# GOAL OF THE EXERCISE
The result should be the listing below, restated exactly, with its pictures left out.

# ENTRIES SUPPLIED

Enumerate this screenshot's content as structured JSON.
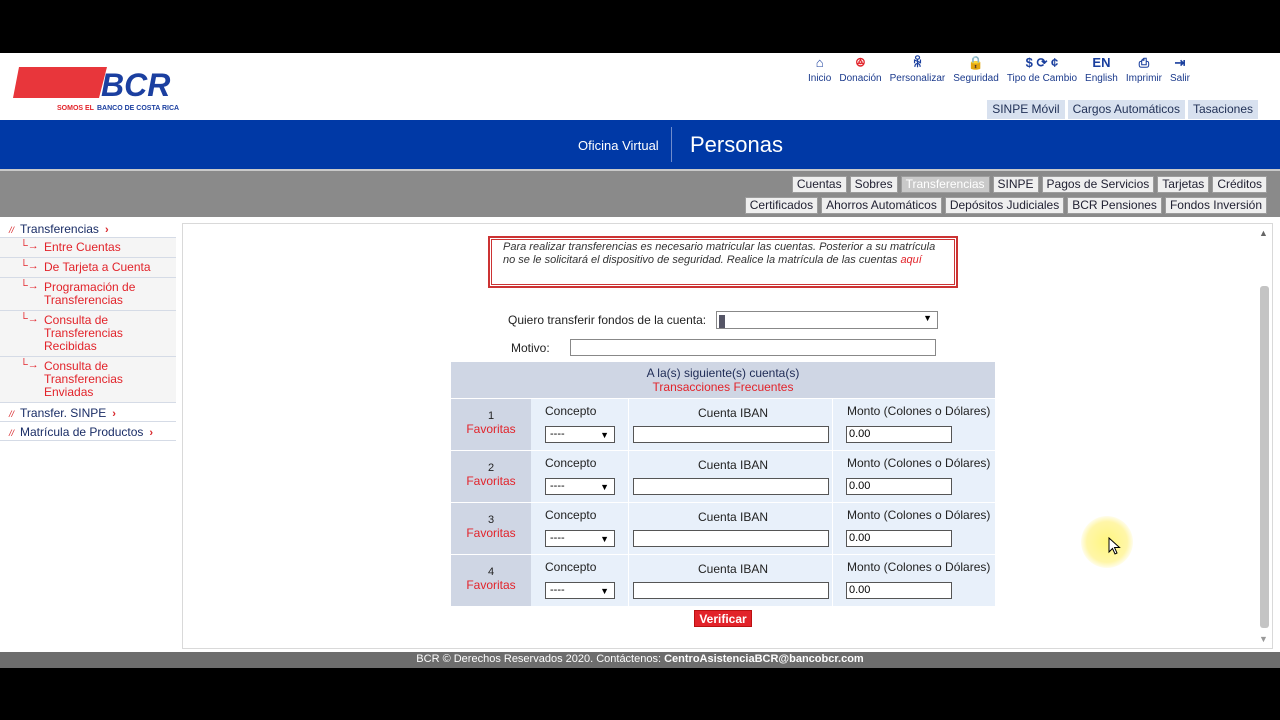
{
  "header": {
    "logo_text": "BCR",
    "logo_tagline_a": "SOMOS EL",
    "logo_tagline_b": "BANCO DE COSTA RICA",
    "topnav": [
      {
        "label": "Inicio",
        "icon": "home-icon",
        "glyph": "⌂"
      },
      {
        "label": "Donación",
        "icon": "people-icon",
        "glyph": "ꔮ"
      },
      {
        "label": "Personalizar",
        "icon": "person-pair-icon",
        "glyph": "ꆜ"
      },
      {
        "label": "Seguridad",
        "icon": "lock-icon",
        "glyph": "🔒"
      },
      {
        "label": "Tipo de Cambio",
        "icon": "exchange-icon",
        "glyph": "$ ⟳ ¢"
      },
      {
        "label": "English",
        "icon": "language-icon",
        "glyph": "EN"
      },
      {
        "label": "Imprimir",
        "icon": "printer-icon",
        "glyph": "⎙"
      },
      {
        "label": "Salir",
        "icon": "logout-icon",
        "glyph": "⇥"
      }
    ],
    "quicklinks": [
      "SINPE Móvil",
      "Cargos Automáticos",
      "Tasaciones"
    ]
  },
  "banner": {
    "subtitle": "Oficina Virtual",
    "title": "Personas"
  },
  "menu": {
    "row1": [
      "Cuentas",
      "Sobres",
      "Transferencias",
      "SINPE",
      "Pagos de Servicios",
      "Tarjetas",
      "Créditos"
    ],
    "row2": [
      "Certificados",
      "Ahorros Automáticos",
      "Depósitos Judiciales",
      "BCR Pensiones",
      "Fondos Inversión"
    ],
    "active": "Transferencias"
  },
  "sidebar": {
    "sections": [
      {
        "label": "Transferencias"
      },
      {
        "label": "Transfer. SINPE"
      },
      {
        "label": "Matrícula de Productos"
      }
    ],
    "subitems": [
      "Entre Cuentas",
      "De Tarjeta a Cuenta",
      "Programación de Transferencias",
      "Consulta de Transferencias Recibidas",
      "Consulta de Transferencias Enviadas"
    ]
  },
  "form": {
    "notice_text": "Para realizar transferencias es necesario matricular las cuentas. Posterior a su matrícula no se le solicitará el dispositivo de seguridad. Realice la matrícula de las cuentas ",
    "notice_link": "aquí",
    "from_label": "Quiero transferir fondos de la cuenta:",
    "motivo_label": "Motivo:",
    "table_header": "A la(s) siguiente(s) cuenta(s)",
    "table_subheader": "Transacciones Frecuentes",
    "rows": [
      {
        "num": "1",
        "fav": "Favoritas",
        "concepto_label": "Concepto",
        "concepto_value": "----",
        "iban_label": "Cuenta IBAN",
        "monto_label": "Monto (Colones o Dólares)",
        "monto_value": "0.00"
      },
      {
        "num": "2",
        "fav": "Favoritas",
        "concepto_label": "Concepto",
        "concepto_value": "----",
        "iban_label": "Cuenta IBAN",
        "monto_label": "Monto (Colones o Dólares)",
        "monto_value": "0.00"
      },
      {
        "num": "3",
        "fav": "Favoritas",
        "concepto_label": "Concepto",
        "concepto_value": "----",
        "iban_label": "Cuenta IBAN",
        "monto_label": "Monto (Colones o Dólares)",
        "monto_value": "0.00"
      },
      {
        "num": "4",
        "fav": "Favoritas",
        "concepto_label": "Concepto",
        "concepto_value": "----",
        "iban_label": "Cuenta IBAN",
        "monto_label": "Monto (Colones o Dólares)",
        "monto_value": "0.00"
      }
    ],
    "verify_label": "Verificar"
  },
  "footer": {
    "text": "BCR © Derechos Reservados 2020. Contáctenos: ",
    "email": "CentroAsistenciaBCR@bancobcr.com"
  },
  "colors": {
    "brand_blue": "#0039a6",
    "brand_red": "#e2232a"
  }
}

# RESULT BELOW
Enumerate this screenshot's content as structured JSON.
{
  "header": {
    "logo_text": "BCR",
    "logo_tagline_a": "SOMOS EL",
    "logo_tagline_b": "BANCO DE COSTA RICA",
    "topnav": [
      {
        "label": "Inicio",
        "icon": "home-icon",
        "glyph": "⌂"
      },
      {
        "label": "Donación",
        "icon": "people-icon",
        "glyph": "ꔮ"
      },
      {
        "label": "Personalizar",
        "icon": "person-pair-icon",
        "glyph": "ꆜ"
      },
      {
        "label": "Seguridad",
        "icon": "lock-icon",
        "glyph": "🔒"
      },
      {
        "label": "Tipo de Cambio",
        "icon": "exchange-icon",
        "glyph": "$ ⟳ ¢"
      },
      {
        "label": "English",
        "icon": "language-icon",
        "glyph": "EN"
      },
      {
        "label": "Imprimir",
        "icon": "printer-icon",
        "glyph": "⎙"
      },
      {
        "label": "Salir",
        "icon": "logout-icon",
        "glyph": "⇥"
      }
    ],
    "quicklinks": [
      "SINPE Móvil",
      "Cargos Automáticos",
      "Tasaciones"
    ]
  },
  "banner": {
    "subtitle": "Oficina Virtual",
    "title": "Personas"
  },
  "menu": {
    "row1": [
      "Cuentas",
      "Sobres",
      "Transferencias",
      "SINPE",
      "Pagos de Servicios",
      "Tarjetas",
      "Créditos"
    ],
    "row2": [
      "Certificados",
      "Ahorros Automáticos",
      "Depósitos Judiciales",
      "BCR Pensiones",
      "Fondos Inversión"
    ],
    "active": "Transferencias"
  },
  "sidebar": {
    "sections": [
      {
        "label": "Transferencias"
      },
      {
        "label": "Transfer. SINPE"
      },
      {
        "label": "Matrícula de Productos"
      }
    ],
    "subitems": [
      "Entre Cuentas",
      "De Tarjeta a Cuenta",
      "Programación de Transferencias",
      "Consulta de Transferencias Recibidas",
      "Consulta de Transferencias Enviadas"
    ]
  },
  "form": {
    "notice_text": "Para realizar transferencias es necesario matricular las cuentas. Posterior a su matrícula no se le solicitará el dispositivo de seguridad. Realice la matrícula de las cuentas ",
    "notice_link": "aquí",
    "from_label": "Quiero transferir fondos de la cuenta:",
    "motivo_label": "Motivo:",
    "table_header": "A la(s) siguiente(s) cuenta(s)",
    "table_subheader": "Transacciones Frecuentes",
    "rows": [
      {
        "num": "1",
        "fav": "Favoritas",
        "concepto_label": "Concepto",
        "concepto_value": "----",
        "iban_label": "Cuenta IBAN",
        "monto_label": "Monto (Colones o Dólares)",
        "monto_value": "0.00"
      },
      {
        "num": "2",
        "fav": "Favoritas",
        "concepto_label": "Concepto",
        "concepto_value": "----",
        "iban_label": "Cuenta IBAN",
        "monto_label": "Monto (Colones o Dólares)",
        "monto_value": "0.00"
      },
      {
        "num": "3",
        "fav": "Favoritas",
        "concepto_label": "Concepto",
        "concepto_value": "----",
        "iban_label": "Cuenta IBAN",
        "monto_label": "Monto (Colones o Dólares)",
        "monto_value": "0.00"
      },
      {
        "num": "4",
        "fav": "Favoritas",
        "concepto_label": "Concepto",
        "concepto_value": "----",
        "iban_label": "Cuenta IBAN",
        "monto_label": "Monto (Colones o Dólares)",
        "monto_value": "0.00"
      }
    ],
    "verify_label": "Verificar"
  },
  "footer": {
    "text": "BCR © Derechos Reservados 2020. Contáctenos: ",
    "email": "CentroAsistenciaBCR@bancobcr.com"
  },
  "colors": {
    "brand_blue": "#0039a6",
    "brand_red": "#e2232a"
  }
}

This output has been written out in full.